The Microbiota and Gut-Related Disorders: Insights from Animal Models
MetadataShow full item record
Over the past decade, the scientific committee has called for broadening our horizons in understanding host–microbe interactions and infectious disease progression. Owing to the fact that the human gut harbors trillions of microbes that exhibit various roles including the production of vitamins, absorption of nutrients, pathogen displacement, and development of the host immune system, particular attention has been given to the use of germ-free (GF) animal models in unraveling the effect of the gut microbiota on the physiology and pathophysiology of the host.
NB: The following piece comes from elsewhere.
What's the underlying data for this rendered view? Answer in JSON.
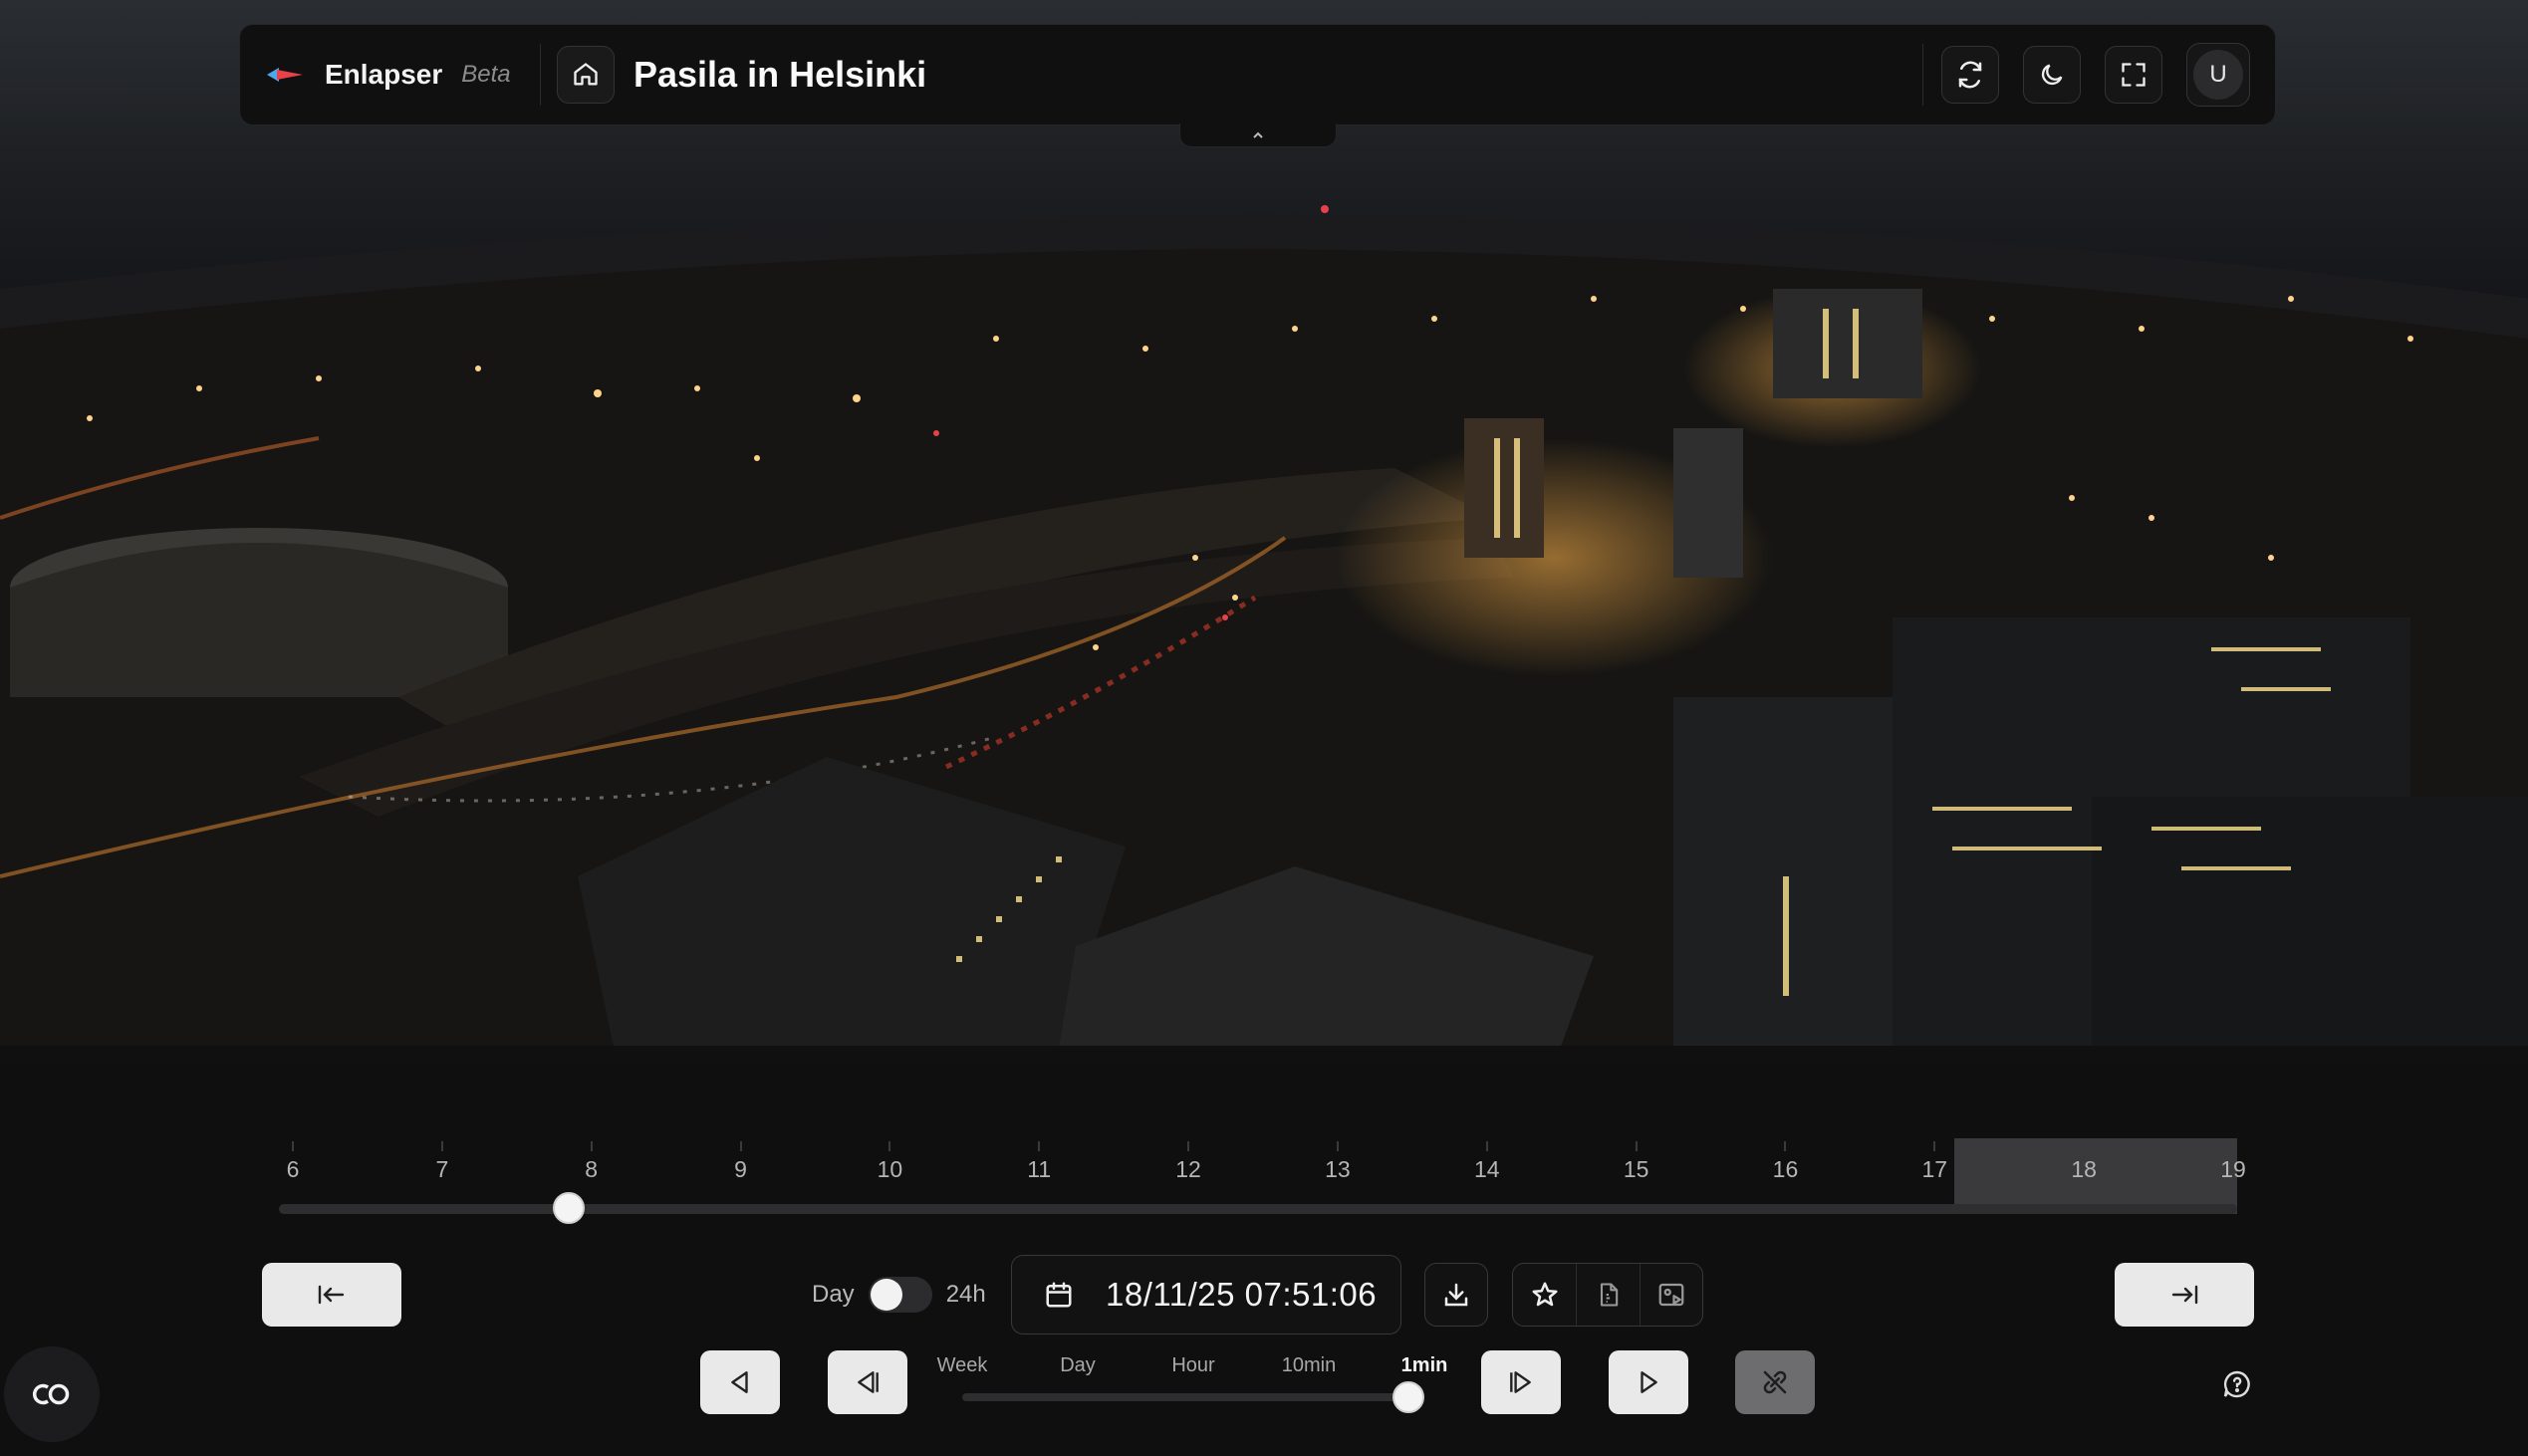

In this review, we discuss common methods used to generate GF fruit fly, zebrafish, and mice model systems and highlight the use of these GF model organisms in addressing the role of gut-microbiota in gut-related disorders (metabolic diseases, inflammatory bowel disease, and cancer), and in activating host defense mechanisms and amending pathogenic virulence.
- Biomedical Sciences [316 items ]